*ASSIGNED TASK*
Repeat the entries below exactly, missing none.

Excerpts from an interface dataset

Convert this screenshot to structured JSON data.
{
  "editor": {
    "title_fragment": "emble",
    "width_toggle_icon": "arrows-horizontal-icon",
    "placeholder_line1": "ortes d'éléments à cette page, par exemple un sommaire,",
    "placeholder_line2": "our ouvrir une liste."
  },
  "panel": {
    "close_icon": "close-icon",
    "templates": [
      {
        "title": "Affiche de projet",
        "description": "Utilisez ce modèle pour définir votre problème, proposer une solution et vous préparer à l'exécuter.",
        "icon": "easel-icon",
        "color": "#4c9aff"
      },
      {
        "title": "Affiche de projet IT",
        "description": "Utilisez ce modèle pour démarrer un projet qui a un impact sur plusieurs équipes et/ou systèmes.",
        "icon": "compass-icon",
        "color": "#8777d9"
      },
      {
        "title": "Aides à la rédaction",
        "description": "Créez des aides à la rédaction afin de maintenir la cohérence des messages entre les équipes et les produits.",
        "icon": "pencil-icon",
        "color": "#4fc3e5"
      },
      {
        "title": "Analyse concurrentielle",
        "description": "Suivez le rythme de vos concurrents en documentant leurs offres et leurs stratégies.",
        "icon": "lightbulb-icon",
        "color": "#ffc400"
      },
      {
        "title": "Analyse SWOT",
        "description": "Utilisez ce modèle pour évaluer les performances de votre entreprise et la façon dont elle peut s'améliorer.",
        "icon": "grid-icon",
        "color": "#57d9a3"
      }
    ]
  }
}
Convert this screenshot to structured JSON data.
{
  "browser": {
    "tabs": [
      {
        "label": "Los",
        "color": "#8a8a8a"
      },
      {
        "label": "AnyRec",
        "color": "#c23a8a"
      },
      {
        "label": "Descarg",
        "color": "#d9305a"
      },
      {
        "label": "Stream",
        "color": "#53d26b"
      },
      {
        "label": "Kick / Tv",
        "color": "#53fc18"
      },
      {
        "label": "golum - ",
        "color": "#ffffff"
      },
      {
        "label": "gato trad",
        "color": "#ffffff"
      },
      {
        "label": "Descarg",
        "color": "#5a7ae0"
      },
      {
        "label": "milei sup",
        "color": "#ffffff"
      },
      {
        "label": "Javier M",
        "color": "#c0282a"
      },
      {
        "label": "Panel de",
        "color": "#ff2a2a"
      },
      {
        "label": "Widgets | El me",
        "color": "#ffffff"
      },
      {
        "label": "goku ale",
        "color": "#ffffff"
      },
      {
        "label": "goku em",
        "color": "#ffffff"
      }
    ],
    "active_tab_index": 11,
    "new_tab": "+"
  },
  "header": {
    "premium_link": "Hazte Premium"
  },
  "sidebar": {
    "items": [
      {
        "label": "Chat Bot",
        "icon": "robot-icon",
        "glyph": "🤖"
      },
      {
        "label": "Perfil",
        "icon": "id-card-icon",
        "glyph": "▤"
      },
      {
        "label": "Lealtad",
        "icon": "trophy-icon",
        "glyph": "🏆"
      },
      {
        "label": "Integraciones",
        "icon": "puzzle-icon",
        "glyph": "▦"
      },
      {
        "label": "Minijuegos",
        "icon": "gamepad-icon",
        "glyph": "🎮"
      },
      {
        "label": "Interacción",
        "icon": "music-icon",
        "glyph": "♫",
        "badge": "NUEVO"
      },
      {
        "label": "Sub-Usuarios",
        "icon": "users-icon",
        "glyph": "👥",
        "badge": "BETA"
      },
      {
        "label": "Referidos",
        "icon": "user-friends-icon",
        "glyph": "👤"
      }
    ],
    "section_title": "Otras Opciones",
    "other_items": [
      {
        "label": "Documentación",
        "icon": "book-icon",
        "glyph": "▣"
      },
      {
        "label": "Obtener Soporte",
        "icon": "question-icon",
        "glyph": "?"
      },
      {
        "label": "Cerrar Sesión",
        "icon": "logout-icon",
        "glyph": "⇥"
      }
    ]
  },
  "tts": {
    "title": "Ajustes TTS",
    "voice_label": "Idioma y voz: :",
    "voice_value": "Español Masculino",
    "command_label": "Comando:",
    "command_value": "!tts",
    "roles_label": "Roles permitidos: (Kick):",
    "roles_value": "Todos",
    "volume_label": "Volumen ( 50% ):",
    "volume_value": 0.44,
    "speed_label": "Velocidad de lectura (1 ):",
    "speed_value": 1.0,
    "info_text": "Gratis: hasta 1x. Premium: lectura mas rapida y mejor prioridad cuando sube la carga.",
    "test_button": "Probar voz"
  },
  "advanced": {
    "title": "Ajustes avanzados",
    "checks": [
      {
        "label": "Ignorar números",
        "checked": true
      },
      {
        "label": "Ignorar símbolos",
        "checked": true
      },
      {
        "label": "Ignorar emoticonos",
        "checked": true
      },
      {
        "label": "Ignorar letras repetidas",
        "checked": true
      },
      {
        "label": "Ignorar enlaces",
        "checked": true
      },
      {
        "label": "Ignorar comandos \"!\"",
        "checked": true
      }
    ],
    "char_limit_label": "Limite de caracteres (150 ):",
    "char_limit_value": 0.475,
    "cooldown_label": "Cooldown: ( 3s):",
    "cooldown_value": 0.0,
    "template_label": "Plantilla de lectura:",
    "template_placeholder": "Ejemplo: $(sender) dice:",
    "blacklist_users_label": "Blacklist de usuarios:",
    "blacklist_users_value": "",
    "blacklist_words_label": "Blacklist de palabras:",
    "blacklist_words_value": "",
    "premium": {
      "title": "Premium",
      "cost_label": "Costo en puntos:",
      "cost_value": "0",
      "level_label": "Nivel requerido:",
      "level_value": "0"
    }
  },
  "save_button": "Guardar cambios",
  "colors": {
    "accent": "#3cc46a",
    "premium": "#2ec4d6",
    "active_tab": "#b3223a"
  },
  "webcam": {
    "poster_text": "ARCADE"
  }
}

*ANSWER BOX*
Convert this screenshot to structured JSON data.
{
  "editor": {
    "title_fragment": "emble",
    "width_toggle_icon": "arrows-horizontal-icon",
    "placeholder_line1": "ortes d'éléments à cette page, par exemple un sommaire,",
    "placeholder_line2": "our ouvrir une liste."
  },
  "panel": {
    "close_icon": "close-icon",
    "templates": [
      {
        "title": "Affiche de projet",
        "description": "Utilisez ce modèle pour définir votre problème, proposer une solution et vous préparer à l'exécuter.",
        "icon": "easel-icon",
        "color": "#4c9aff"
      },
      {
        "title": "Affiche de projet IT",
        "description": "Utilisez ce modèle pour démarrer un projet qui a un impact sur plusieurs équipes et/ou systèmes.",
        "icon": "compass-icon",
        "color": "#8777d9"
      },
      {
        "title": "Aides à la rédaction",
        "description": "Créez des aides à la rédaction afin de maintenir la cohérence des messages entre les équipes et les produits.",
        "icon": "pencil-icon",
        "color": "#4fc3e5"
      },
      {
        "title": "Analyse concurrentielle",
        "description": "Suivez le rythme de vos concurrents en documentant leurs offres et leurs stratégies.",
        "icon": "lightbulb-icon",
        "color": "#ffc400"
      },
      {
        "title": "Analyse SWOT",
        "description": "Utilisez ce modèle pour évaluer les performances de votre entreprise et la façon dont elle peut s'améliorer.",
        "icon": "grid-icon",
        "color": "#57d9a3"
      }
    ]
  }
}
Convert this screenshot to structured JSON data.
{
  "browser": {
    "tabs": [
      {
        "label": "Los",
        "color": "#8a8a8a"
      },
      {
        "label": "AnyRec",
        "color": "#c23a8a"
      },
      {
        "label": "Descarg",
        "color": "#d9305a"
      },
      {
        "label": "Stream",
        "color": "#53d26b"
      },
      {
        "label": "Kick / Tv",
        "color": "#53fc18"
      },
      {
        "label": "golum - ",
        "color": "#ffffff"
      },
      {
        "label": "gato trad",
        "color": "#ffffff"
      },
      {
        "label": "Descarg",
        "color": "#5a7ae0"
      },
      {
        "label": "milei sup",
        "color": "#ffffff"
      },
      {
        "label": "Javier M",
        "color": "#c0282a"
      },
      {
        "label": "Panel de",
        "color": "#ff2a2a"
      },
      {
        "label": "Widgets | El me",
        "color": "#ffffff"
      },
      {
        "label": "goku ale",
        "color": "#ffffff"
      },
      {
        "label": "goku em",
        "color": "#ffffff"
      }
    ],
    "active_tab_index": 11,
    "new_tab": "+"
  },
  "header": {
    "premium_link": "Hazte Premium"
  },
  "sidebar": {
    "items": [
      {
        "label": "Chat Bot",
        "icon": "robot-icon",
        "glyph": "🤖"
      },
      {
        "label": "Perfil",
        "icon": "id-card-icon",
        "glyph": "▤"
      },
      {
        "label": "Lealtad",
        "icon": "trophy-icon",
        "glyph": "🏆"
      },
      {
        "label": "Integraciones",
        "icon": "puzzle-icon",
        "glyph": "▦"
      },
      {
        "label": "Minijuegos",
        "icon": "gamepad-icon",
        "glyph": "🎮"
      },
      {
        "label": "Interacción",
        "icon": "music-icon",
        "glyph": "♫",
        "badge": "NUEVO"
      },
      {
        "label": "Sub-Usuarios",
        "icon": "users-icon",
        "glyph": "👥",
        "badge": "BETA"
      },
      {
        "label": "Referidos",
        "icon": "user-friends-icon",
        "glyph": "👤"
      }
    ],
    "section_title": "Otras Opciones",
    "other_items": [
      {
        "label": "Documentación",
        "icon": "book-icon",
        "glyph": "▣"
      },
      {
        "label": "Obtener Soporte",
        "icon": "question-icon",
        "glyph": "?"
      },
      {
        "label": "Cerrar Sesión",
        "icon": "logout-icon",
        "glyph": "⇥"
      }
    ]
  },
  "tts": {
    "title": "Ajustes TTS",
    "voice_label": "Idioma y voz: :",
    "voice_value": "Español Masculino",
    "command_label": "Comando:",
    "command_value": "!tts",
    "roles_label": "Roles permitidos: (Kick):",
    "roles_value": "Todos",
    "volume_label": "Volumen ( 50% ):",
    "volume_value": 0.44,
    "speed_label": "Velocidad de lectura (1 ):",
    "speed_value": 1.0,
    "info_text": "Gratis: hasta 1x. Premium: lectura mas rapida y mejor prioridad cuando sube la carga.",
    "test_button": "Probar voz"
  },
  "advanced": {
    "title": "Ajustes avanzados",
    "checks": [
      {
        "label": "Ignorar números",
        "checked": true
      },
      {
        "label": "Ignorar símbolos",
        "checked": true
      },
      {
        "label": "Ignorar emoticonos",
        "checked": true
      },
      {
        "label": "Ignorar letras repetidas",
        "checked": true
      },
      {
        "label": "Ignorar enlaces",
        "checked": true
      },
      {
        "label": "Ignorar comandos \"!\"",
        "checked": true
      }
    ],
    "char_limit_label": "Limite de caracteres (150 ):",
    "char_limit_value": 0.475,
    "cooldown_label": "Cooldown: ( 3s):",
    "cooldown_value": 0.0,
    "template_label": "Plantilla de lectura:",
    "template_placeholder": "Ejemplo: $(sender) dice:",
    "blacklist_users_label": "Blacklist de usuarios:",
    "blacklist_users_value": "",
    "blacklist_words_label": "Blacklist de palabras:",
    "blacklist_words_value": "",
    "premium": {
      "title": "Premium",
      "cost_label": "Costo en puntos:",
      "cost_value": "0",
      "level_label": "Nivel requerido:",
      "level_value": "0"
    }
  },
  "save_button": "Guardar cambios",
  "colors": {
    "accent": "#3cc46a",
    "premium": "#2ec4d6",
    "active_tab": "#b3223a"
  },
  "webcam": {
    "poster_text": "ARCADE"
  }
}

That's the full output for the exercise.